because the rising value to purchase and finance a house pushes extra folks out of the housing market. Usually, as demand dries up, costs will come down and ultimately mortgage charges will settle.
In the intervening time, nevertheless, mortgage charges are prone to rise much more because the Federal Reserve continues to lift rates of interest in its battle to battle inflation.
The Fed would not set the speed debtors pay on mortgages immediately. As an alternative, mortgage charges have a tendency to trace the yield on the 10-year US Treasury. As traders anticipate the Fed’s price hikes, they usually promote authorities bonds, which sends the yield greater and, with it, mortgage charges.
Most housing coverage specialists say that constructing a gentle provide of recent, reasonably priced houses is required to repair the affordability disaster. However as a result of these houses will not be as worthwhile for builders as bigger, higher-priced houses, it can take a concerted effort by each private and non-private sectors.
In Could, the Biden administration introduced a Housing Provide Motion Plan
to shut the affordability hole and ease housing prices. The plan goals to spice up the availability of reasonably priced housing by enhancing current federal financing and incentivizing areas to reform zoning and land use insurance policies to construct extra decrease value housing. It additionally requires homebuilders to undertake extra environment friendly development strategies.
However none of it is a fast repair, and a few of it requires Congressional motion.
Individually, the Federal Housing Finance Administration, which oversees mortgage giants Fannie Mae and Freddie Mac, introduced plans
this summer time to broaden residence financing choices for consumers, significantly these of colour, to shut the racial homeownership hole.

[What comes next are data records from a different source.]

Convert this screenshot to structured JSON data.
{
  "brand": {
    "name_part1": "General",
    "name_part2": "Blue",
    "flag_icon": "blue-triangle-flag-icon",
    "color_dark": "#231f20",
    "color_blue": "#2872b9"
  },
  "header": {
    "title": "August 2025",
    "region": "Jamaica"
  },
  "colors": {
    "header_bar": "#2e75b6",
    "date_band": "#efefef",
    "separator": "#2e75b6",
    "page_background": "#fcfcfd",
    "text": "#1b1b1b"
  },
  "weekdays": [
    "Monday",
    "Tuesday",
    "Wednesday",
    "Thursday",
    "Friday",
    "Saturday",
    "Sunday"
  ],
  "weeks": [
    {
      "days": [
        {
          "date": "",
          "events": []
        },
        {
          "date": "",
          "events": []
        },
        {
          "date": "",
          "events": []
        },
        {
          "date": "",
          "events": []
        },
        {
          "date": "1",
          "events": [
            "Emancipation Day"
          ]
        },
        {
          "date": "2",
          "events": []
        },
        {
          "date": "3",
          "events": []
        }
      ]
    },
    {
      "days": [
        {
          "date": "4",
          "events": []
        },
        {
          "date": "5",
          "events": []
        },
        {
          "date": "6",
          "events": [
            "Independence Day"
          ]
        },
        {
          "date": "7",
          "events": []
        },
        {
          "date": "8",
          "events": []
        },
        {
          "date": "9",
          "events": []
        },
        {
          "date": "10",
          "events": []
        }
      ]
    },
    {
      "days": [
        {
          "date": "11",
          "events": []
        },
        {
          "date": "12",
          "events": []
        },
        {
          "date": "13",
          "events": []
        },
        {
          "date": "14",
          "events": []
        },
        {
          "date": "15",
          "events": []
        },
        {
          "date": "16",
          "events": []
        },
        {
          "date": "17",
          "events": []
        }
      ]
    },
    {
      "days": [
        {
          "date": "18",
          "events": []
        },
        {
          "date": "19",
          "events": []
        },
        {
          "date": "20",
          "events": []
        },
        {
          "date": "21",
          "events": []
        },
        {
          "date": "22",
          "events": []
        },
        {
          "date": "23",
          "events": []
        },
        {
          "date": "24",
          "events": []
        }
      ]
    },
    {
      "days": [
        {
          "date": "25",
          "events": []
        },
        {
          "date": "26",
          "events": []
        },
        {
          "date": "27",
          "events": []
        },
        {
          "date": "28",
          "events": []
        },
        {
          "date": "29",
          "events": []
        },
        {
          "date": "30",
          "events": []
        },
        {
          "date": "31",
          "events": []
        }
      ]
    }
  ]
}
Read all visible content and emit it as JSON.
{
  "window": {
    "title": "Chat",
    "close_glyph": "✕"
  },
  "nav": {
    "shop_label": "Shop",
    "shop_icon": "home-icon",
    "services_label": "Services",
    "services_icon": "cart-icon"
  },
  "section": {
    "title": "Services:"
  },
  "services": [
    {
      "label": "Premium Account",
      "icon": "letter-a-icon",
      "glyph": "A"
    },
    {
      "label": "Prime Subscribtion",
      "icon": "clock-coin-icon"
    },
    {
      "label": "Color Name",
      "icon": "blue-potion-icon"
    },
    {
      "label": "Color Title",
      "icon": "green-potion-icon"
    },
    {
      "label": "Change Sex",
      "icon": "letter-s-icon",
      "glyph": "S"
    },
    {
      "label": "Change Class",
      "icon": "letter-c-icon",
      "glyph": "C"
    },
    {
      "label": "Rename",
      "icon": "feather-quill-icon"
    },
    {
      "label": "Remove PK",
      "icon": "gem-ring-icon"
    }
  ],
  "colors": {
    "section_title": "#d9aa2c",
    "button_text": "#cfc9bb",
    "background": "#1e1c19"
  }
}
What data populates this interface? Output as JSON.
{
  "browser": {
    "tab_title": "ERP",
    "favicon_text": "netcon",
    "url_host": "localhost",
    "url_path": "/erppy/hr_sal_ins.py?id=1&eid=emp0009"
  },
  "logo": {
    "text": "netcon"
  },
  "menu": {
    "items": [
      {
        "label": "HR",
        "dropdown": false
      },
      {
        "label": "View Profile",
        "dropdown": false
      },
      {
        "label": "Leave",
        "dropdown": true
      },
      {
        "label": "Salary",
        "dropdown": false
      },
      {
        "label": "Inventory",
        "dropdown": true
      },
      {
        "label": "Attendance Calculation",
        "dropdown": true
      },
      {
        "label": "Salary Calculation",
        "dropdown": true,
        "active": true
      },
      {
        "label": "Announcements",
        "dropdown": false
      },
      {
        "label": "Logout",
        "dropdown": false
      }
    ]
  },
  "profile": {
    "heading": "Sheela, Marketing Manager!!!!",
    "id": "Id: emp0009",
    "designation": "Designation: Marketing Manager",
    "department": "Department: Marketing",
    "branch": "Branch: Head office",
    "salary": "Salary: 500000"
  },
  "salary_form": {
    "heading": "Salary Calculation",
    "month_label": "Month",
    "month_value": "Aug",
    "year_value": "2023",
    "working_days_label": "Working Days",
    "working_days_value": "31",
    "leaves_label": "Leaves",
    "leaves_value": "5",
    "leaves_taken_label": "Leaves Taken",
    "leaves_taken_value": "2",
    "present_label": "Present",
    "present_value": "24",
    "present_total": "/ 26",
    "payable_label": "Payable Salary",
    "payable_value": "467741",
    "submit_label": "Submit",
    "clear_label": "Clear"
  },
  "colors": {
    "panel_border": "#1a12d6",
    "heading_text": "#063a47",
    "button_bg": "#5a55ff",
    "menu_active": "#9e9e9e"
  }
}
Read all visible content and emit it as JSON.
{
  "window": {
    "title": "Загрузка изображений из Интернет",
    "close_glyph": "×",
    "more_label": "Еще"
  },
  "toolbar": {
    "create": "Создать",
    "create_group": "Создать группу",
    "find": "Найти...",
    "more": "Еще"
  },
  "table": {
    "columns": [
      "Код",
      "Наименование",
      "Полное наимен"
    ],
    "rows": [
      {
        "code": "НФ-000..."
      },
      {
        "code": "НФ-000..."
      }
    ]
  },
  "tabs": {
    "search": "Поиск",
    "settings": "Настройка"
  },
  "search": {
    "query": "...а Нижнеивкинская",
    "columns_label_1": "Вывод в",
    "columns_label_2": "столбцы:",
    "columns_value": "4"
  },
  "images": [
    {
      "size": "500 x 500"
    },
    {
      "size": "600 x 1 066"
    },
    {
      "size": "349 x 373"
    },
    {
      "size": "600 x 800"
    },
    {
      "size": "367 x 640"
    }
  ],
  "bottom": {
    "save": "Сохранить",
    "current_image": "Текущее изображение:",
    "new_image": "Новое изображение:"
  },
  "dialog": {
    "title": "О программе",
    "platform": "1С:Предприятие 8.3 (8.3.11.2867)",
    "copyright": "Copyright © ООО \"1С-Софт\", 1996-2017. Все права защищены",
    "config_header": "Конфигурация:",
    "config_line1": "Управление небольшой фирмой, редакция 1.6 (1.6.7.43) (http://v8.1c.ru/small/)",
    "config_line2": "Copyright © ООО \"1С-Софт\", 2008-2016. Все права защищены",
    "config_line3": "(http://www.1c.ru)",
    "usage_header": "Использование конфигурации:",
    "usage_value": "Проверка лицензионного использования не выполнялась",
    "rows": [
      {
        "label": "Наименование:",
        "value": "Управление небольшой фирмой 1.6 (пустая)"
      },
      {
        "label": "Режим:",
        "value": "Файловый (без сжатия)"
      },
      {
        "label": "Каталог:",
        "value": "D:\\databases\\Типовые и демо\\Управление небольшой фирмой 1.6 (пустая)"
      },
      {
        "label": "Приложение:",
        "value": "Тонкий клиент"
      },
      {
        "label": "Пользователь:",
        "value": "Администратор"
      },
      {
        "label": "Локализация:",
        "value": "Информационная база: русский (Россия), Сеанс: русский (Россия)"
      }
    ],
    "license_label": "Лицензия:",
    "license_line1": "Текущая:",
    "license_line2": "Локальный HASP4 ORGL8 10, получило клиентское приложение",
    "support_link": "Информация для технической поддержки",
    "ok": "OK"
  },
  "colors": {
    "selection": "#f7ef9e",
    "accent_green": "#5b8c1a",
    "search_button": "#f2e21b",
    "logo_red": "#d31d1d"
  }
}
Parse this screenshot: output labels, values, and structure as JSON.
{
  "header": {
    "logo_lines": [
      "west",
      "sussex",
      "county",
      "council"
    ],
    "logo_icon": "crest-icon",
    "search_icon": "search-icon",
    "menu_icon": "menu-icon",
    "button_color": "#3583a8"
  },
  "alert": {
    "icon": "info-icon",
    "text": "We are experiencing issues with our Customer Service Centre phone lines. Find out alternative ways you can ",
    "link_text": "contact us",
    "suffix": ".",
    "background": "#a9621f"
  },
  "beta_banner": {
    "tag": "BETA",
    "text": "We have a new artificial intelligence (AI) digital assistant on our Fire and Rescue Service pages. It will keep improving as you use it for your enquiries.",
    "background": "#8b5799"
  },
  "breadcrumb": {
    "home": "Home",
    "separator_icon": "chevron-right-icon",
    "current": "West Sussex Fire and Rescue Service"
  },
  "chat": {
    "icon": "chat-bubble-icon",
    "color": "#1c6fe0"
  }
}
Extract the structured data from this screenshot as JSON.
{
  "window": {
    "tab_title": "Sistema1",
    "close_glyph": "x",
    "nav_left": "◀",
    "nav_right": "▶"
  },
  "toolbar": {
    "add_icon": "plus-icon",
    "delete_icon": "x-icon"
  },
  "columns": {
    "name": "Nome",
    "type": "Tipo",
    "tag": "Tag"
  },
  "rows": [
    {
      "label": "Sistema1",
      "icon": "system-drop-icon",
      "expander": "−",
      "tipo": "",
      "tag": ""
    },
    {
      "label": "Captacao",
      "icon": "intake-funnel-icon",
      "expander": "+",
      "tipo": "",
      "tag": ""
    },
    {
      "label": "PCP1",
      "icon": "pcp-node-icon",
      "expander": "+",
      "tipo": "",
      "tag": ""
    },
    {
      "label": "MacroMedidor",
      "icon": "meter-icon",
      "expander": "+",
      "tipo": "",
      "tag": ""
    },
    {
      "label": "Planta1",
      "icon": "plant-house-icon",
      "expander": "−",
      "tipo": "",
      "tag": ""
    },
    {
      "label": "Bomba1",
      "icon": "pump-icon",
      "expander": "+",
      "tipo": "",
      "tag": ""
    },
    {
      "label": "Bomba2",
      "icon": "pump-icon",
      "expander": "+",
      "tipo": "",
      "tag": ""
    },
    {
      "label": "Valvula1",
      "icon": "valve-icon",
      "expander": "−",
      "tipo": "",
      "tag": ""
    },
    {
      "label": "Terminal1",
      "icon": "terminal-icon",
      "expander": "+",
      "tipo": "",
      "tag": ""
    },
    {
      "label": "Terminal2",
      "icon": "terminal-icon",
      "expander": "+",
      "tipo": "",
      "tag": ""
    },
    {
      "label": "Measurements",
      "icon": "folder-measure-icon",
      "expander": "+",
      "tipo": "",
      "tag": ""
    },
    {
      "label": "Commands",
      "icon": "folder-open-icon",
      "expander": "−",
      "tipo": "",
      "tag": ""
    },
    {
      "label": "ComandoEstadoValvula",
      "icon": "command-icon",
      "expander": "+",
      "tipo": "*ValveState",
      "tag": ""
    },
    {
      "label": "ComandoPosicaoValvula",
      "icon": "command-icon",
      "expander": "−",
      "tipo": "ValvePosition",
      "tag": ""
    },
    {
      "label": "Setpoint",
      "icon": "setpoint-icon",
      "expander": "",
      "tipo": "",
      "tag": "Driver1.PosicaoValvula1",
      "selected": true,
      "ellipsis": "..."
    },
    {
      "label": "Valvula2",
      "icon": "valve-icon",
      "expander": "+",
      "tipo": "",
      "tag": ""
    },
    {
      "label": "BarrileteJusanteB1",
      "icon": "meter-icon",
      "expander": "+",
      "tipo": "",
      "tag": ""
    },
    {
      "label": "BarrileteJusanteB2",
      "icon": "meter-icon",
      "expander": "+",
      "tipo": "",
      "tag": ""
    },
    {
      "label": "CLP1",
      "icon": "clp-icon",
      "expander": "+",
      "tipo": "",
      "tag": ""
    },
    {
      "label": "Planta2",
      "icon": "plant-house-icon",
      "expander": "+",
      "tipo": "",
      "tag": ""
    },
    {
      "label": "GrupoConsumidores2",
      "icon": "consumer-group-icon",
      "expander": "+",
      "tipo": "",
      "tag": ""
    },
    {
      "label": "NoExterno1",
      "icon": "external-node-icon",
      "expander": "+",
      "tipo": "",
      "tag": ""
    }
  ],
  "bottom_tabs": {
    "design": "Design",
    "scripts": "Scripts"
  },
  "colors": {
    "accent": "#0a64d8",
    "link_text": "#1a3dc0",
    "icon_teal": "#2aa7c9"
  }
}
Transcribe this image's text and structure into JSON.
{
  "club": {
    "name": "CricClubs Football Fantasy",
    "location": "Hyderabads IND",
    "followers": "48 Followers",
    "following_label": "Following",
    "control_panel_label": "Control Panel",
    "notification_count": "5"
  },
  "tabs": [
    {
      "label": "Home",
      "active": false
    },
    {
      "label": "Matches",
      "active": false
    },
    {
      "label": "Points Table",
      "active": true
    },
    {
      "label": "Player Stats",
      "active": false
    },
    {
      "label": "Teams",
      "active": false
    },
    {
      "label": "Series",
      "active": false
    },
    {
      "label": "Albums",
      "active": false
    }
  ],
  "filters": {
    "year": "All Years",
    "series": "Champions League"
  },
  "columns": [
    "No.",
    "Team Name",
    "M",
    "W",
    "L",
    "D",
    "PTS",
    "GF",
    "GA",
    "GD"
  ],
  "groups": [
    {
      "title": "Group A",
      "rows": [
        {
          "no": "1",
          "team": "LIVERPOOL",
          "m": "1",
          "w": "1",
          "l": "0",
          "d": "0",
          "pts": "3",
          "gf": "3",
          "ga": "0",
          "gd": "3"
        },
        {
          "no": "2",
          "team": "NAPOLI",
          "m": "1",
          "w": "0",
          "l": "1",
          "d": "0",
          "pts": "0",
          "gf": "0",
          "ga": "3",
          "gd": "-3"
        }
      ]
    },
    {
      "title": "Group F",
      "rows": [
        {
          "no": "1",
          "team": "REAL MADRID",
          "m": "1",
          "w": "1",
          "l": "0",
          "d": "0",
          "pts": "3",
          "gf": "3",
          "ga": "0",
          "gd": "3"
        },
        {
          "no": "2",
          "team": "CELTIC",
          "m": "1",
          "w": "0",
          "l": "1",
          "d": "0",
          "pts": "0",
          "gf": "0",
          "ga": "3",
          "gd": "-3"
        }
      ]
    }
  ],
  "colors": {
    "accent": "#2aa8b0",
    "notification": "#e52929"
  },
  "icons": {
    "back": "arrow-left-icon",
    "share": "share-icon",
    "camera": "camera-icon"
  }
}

These packages embrace down cost help, decrease mortgage insurance coverage premiums and a credit score reporting system that components in lease cost historical past.
A few of these concepts, together with new zero down cost loans
with no closing prices for consumers in particular Black or Hispanic neighborhoods, are already in place.